Fr. Daniel Weir said...

I almost missed the difference in wording between the resolution and BB's headline. "Family" in the resolution; "Communion" in the headline. The headline is simply not accurate. How could the Synod recognize or affirm ACNA's desire to remain within the Communion when ACNA is not now nor ever has been within the Communion? Some, but not all, of its members were members of Churches within the Communion, but ACNA never was. Is this simply BB's spin?

Anonymous said...

It was a compromise, and a very adroit one. It recognizes reality -there is such a thing as ACNA, and it shows awareness that ACNA says it wants to be in communion with the CofE. It avoids the snares and traps of actually bringing ACNA into the fold as a full alternative to TEC. Everyone's unhappy or everyone's happy, depending on how you look at it.

Scout

Anonymous said...

Fr. Daniel,

"Some, but not all, of its members were members of Churches within the Communion, but ACNA never was"

Your statement distorts the facts. Most, not "some" of ACNA's members were members of Churches within the Communion.

Some were not Anglicans, but it is the goal of ACNA to make your statement true by planting churches among the unchurched.

Why are you so threatened by ACNA? I can guarantee that we have better things to do than try to get TEC kicked out of the AC. We are also busy defending ourselves against the Red Queen, but that is another story.

RalphM

Fr. Daniel Weir said...

Ralph,

I am sorry that I chose the wrong word. I do not have access to statistics about ACNA and had no idea about what proportion of the members were formerly members of Churches in the Communion. I did not intend to mislead but simply to correct BB's characterization of the resolution.

I am concerned that, having stated that I am pleased with the Synod's decision, you would conclude that I am threatened by ACNA. It is that kind of personal statement, based on very limited knowledge, that drives some folks with thinner skin away from discussions such as this. I am not easily driven away.It matters little what you think of me, but I suggest that there may be some who follow this blog who would think less of you because of such a statement.

Anonymous said...

Fr. Weir,

I'm sorry if my assertion offended you.

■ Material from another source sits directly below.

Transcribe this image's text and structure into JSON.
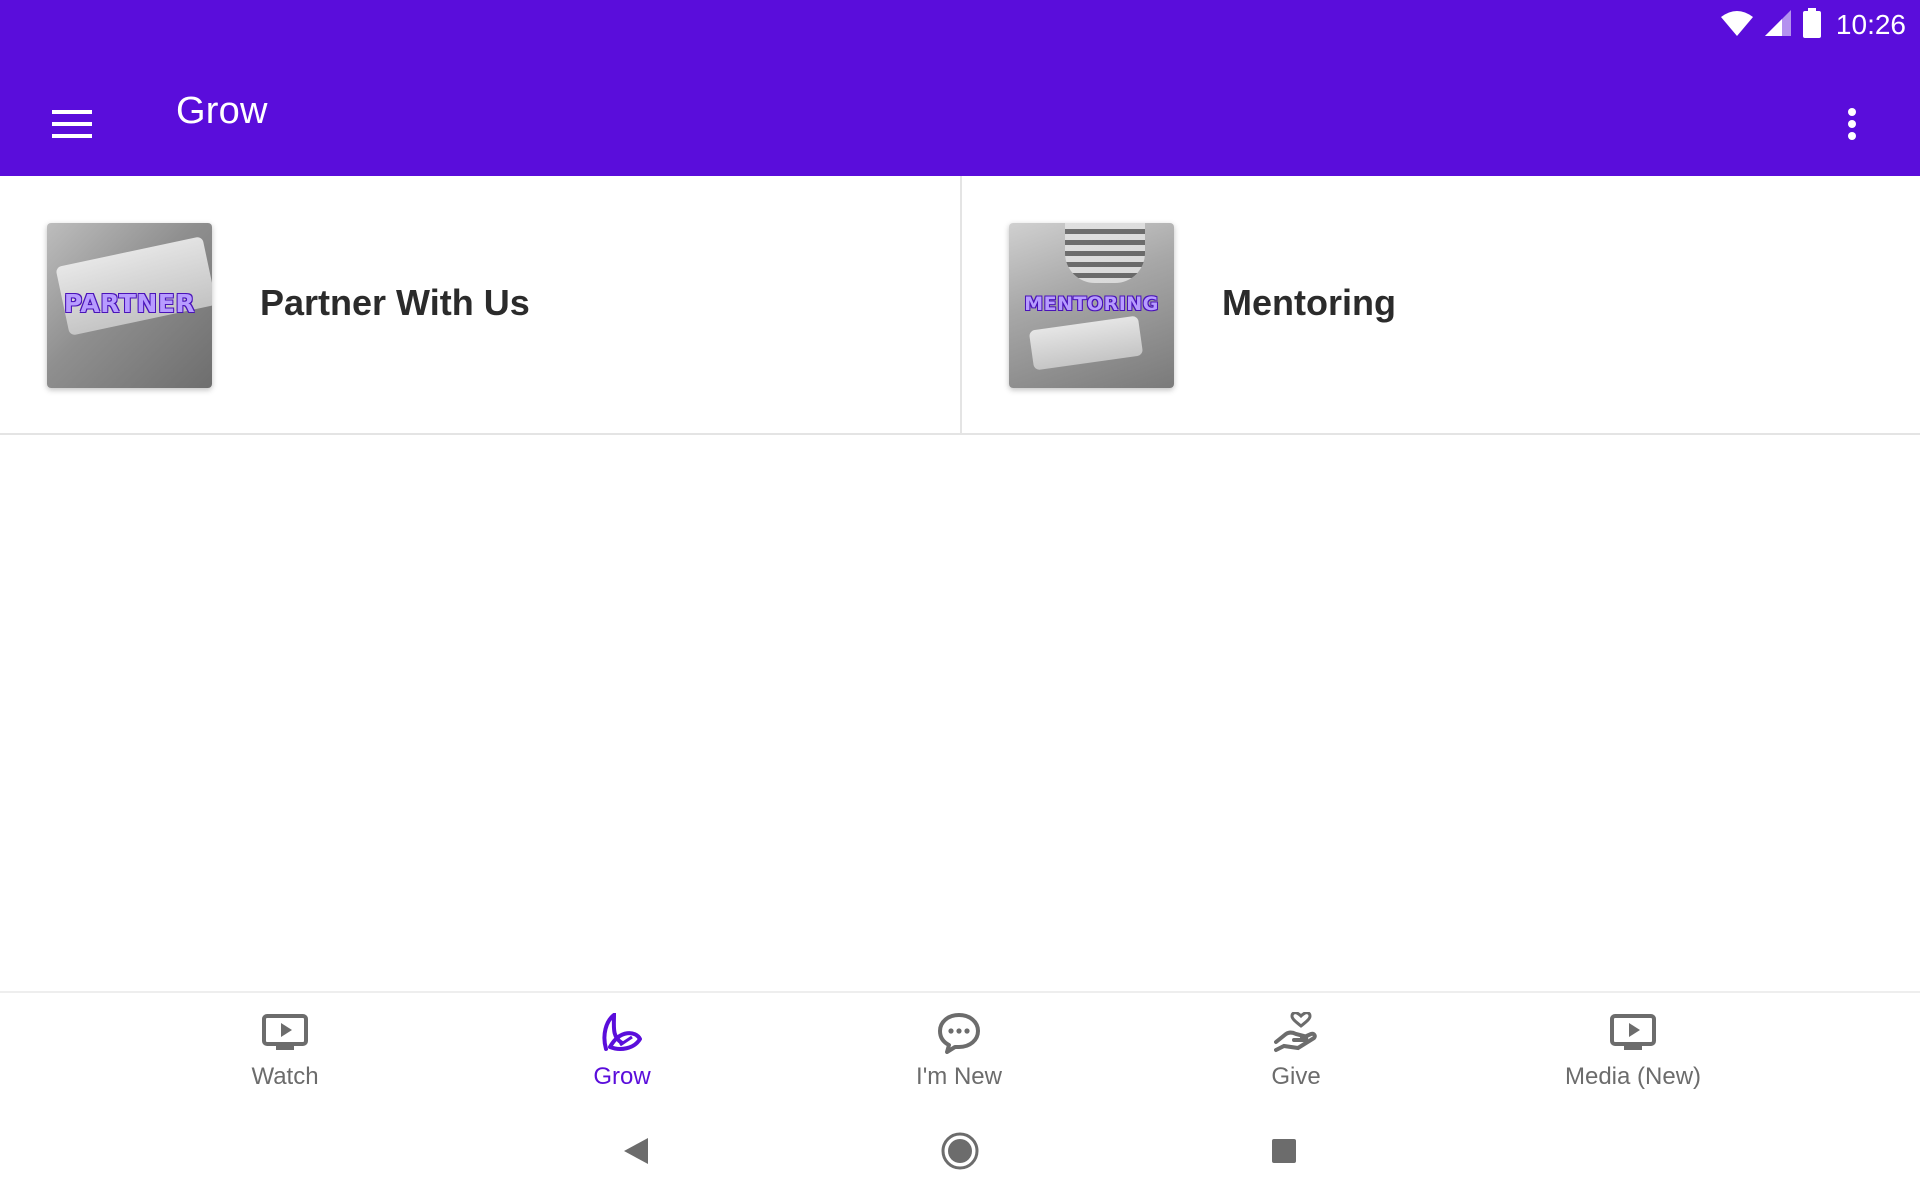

I made it based on a cumulative impression of your postings rather than exclusively on your postings in this thread.

RalphM

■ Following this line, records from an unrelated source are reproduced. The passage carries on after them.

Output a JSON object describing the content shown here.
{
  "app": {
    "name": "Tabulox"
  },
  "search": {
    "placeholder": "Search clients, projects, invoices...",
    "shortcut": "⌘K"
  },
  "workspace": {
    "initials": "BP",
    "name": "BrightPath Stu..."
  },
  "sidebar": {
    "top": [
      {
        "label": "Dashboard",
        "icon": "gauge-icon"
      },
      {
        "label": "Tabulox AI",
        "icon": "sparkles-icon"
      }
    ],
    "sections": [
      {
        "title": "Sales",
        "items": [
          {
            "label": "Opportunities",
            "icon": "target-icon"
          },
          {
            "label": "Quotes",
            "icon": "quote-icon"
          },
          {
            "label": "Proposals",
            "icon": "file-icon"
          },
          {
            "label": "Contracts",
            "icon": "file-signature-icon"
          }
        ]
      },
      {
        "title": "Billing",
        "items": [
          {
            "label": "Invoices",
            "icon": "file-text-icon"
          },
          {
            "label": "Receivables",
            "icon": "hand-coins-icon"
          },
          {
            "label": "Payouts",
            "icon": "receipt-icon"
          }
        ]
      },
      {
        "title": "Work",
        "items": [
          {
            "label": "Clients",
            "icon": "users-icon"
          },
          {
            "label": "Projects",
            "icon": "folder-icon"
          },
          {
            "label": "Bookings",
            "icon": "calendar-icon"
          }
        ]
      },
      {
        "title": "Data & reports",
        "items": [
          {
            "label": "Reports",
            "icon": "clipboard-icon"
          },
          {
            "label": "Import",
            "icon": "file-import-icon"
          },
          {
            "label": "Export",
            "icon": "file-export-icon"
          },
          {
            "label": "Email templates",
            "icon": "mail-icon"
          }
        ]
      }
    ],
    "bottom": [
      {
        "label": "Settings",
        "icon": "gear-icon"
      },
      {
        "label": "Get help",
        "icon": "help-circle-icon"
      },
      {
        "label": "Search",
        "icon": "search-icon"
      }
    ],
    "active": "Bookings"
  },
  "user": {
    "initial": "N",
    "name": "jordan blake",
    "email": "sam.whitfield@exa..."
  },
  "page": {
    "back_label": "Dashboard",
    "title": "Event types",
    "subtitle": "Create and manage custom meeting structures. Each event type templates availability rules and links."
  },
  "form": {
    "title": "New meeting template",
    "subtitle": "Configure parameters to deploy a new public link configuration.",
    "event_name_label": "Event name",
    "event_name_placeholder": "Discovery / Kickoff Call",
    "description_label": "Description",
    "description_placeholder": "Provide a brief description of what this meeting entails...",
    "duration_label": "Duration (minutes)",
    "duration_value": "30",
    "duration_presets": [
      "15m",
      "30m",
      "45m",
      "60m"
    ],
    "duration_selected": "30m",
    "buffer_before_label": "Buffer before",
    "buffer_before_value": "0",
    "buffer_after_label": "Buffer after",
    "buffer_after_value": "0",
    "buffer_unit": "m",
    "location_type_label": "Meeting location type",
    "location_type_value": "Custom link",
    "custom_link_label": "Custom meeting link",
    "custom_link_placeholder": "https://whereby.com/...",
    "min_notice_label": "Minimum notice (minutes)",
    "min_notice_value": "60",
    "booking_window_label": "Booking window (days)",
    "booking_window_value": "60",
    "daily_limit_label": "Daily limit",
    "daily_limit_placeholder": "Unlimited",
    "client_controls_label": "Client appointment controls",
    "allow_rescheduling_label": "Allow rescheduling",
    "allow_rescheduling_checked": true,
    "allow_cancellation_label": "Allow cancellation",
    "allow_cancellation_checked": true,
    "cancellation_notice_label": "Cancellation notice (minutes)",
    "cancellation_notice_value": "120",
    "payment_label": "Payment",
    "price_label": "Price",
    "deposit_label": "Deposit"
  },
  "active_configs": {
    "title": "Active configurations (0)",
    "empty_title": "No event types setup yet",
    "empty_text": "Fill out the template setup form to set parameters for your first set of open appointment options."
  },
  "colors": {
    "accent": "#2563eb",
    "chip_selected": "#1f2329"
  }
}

Fr. Daniel Weir said...

I'm sorry Ralph, but the gap between what I have posted anywhere and the conclusion that I am threatened by ACNA is vey large and I simply think that your judgment may be clouded by your own anger at TEC and anyone who remains in TEC. Of course, I could be as wrong in that conclusion as I think you are in your conclusions about me.

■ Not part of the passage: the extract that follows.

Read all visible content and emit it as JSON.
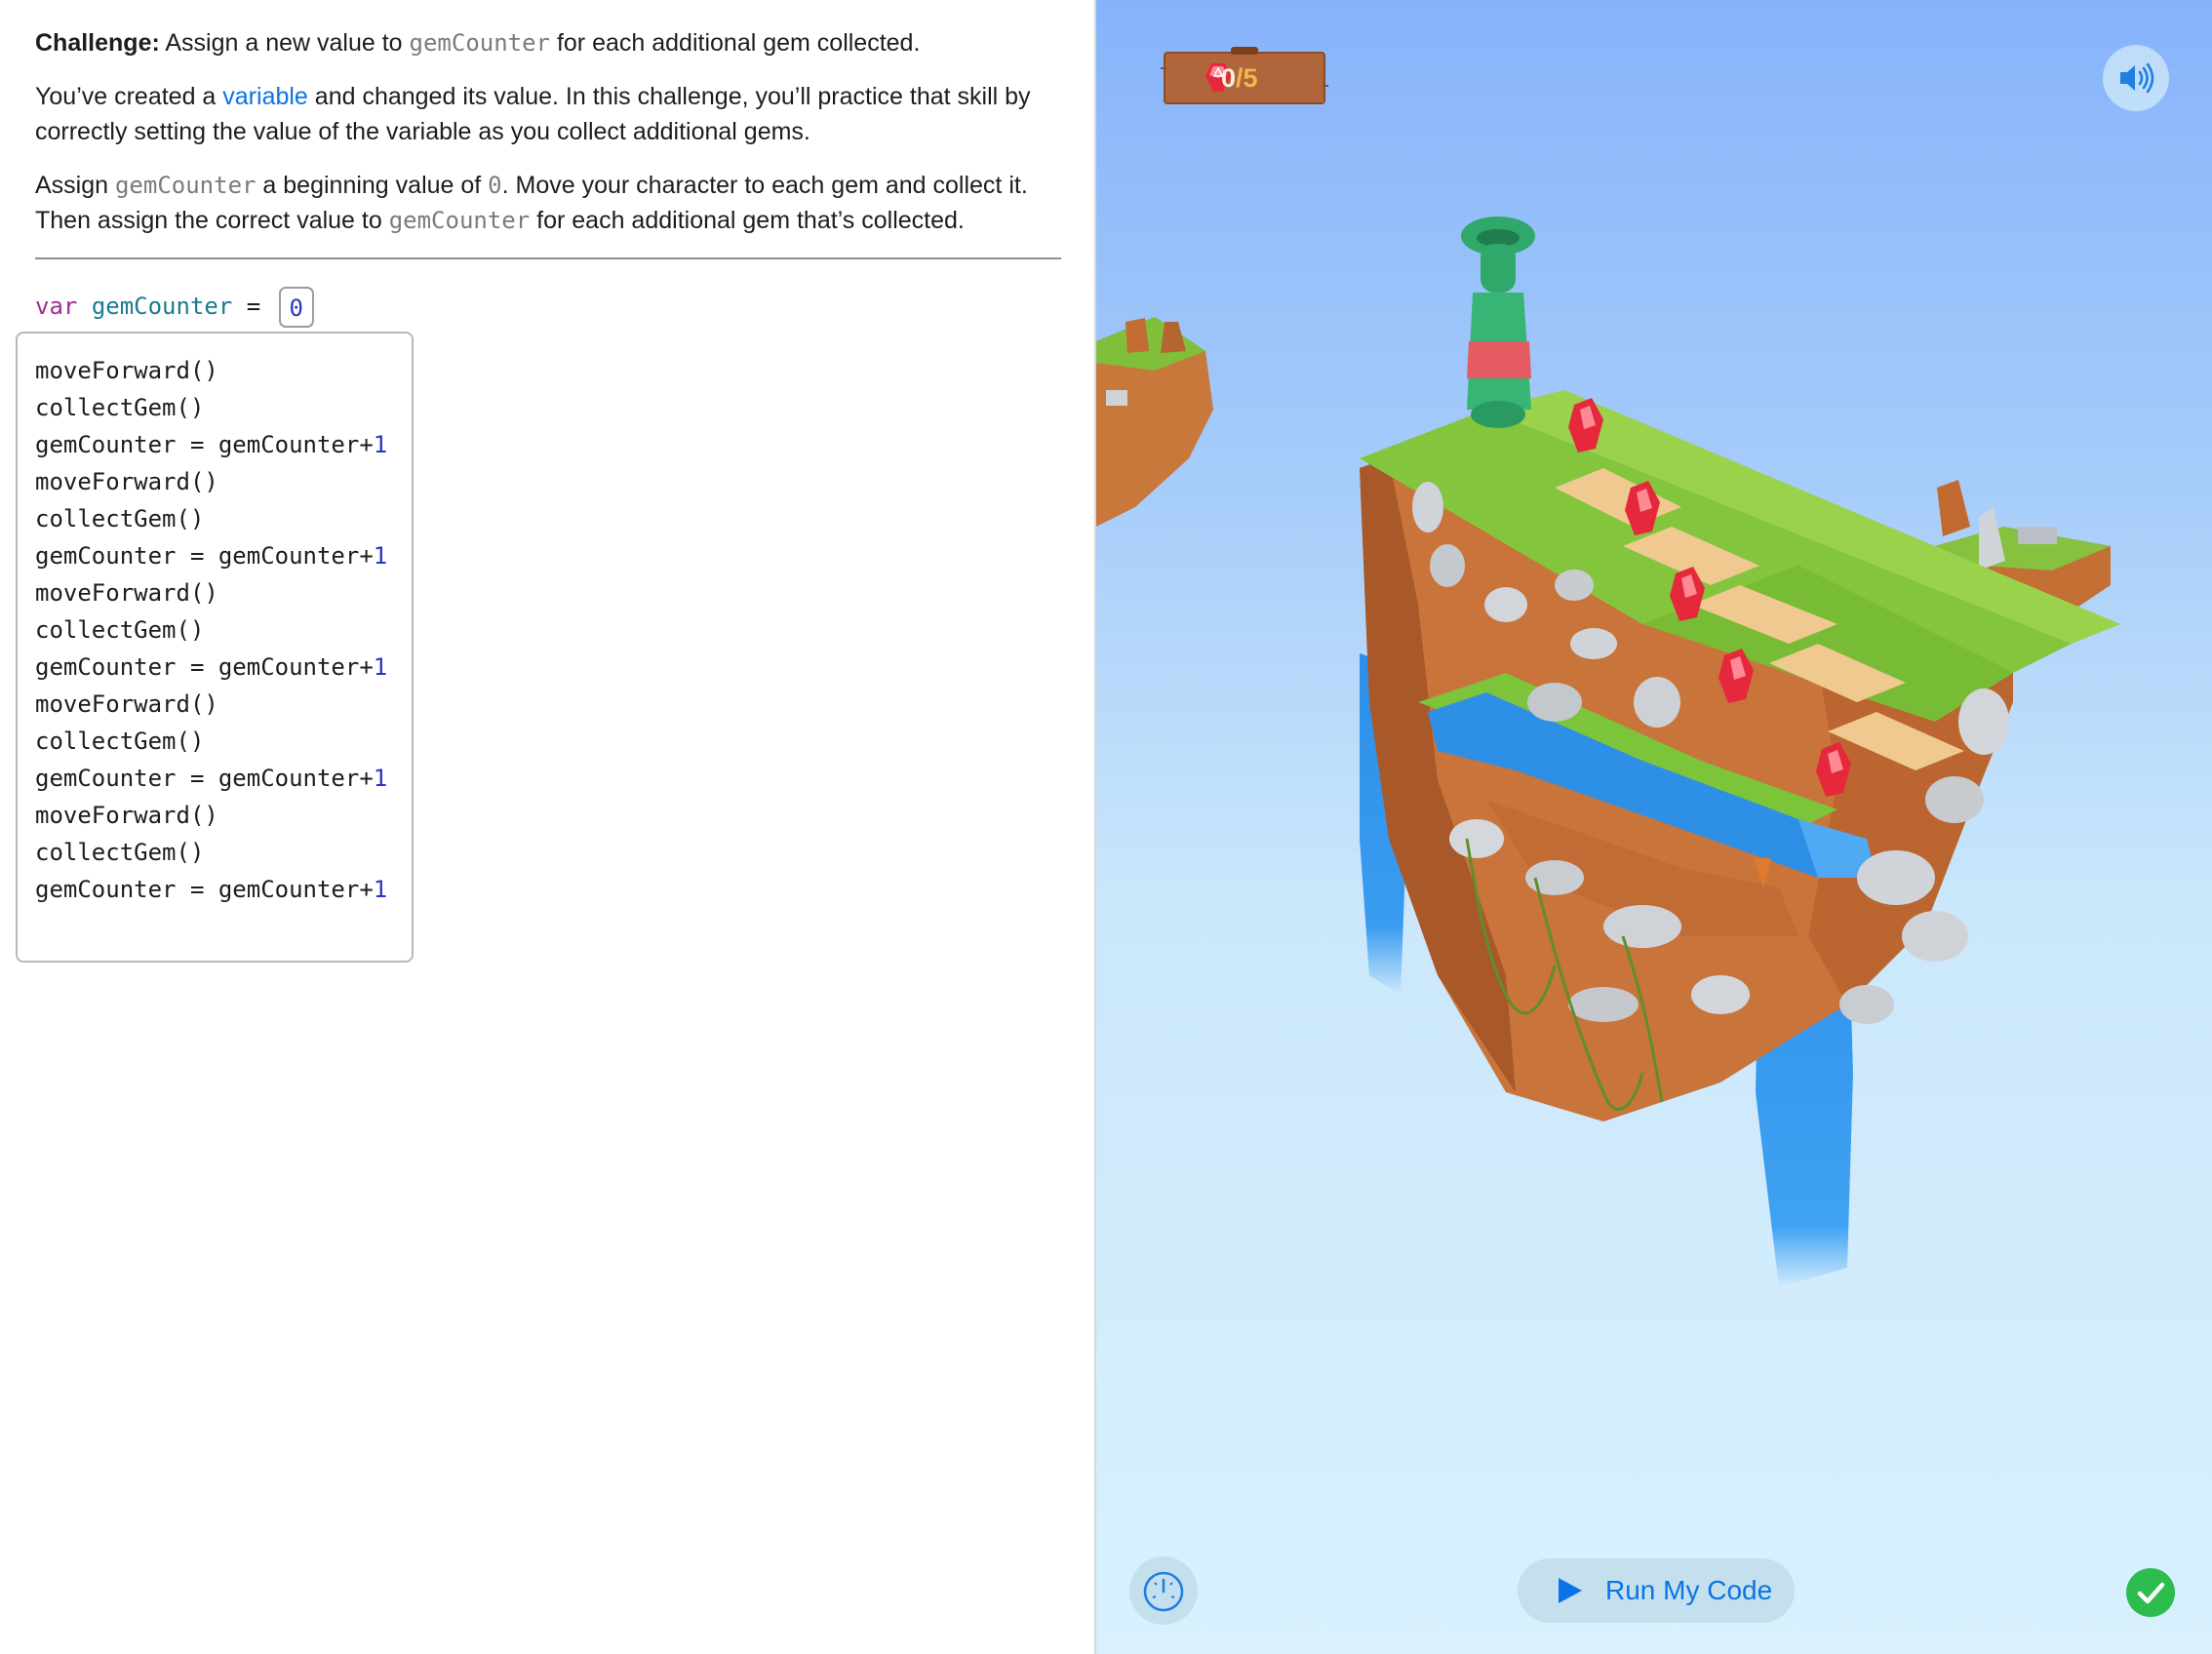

I have been critical of those who think they are entitled to leave the Episcopal Church with property that was given to the Episcopal Church, but I don't see a real threat there as in most states, Virginia being the notable exception, the courts have ruled in favor of the Episcopal Church.

One final comment: I continue to have a good relationship with the clergy of the nearby Anglican Chapel and I am very thankful that friends who were very uncomfortable belonging to our Episcopal parish have found a new home. Far from being threatened by the Anglican Chapel, I am glad that it provides another way for people to worship withing the Anglican tradition.

wyclif said...

"ACNA has been given tacit equivalence to TEC."

Quite a victory, that...

I fail to see how this is progress. It is not. This is meaningless, and politically speaking, probably intended to pacify.

BabyBlue said...

It was an overwhelming vote in favor of recognition a year ago. Of course it's progress - the major PR offensive in the US is that TEC wants to have full control over the "Anglican" brand. The repudiation of that view - that indeed the ACNA is filled with people who are seeking to remain Anglican is not something we should take lightly.

bb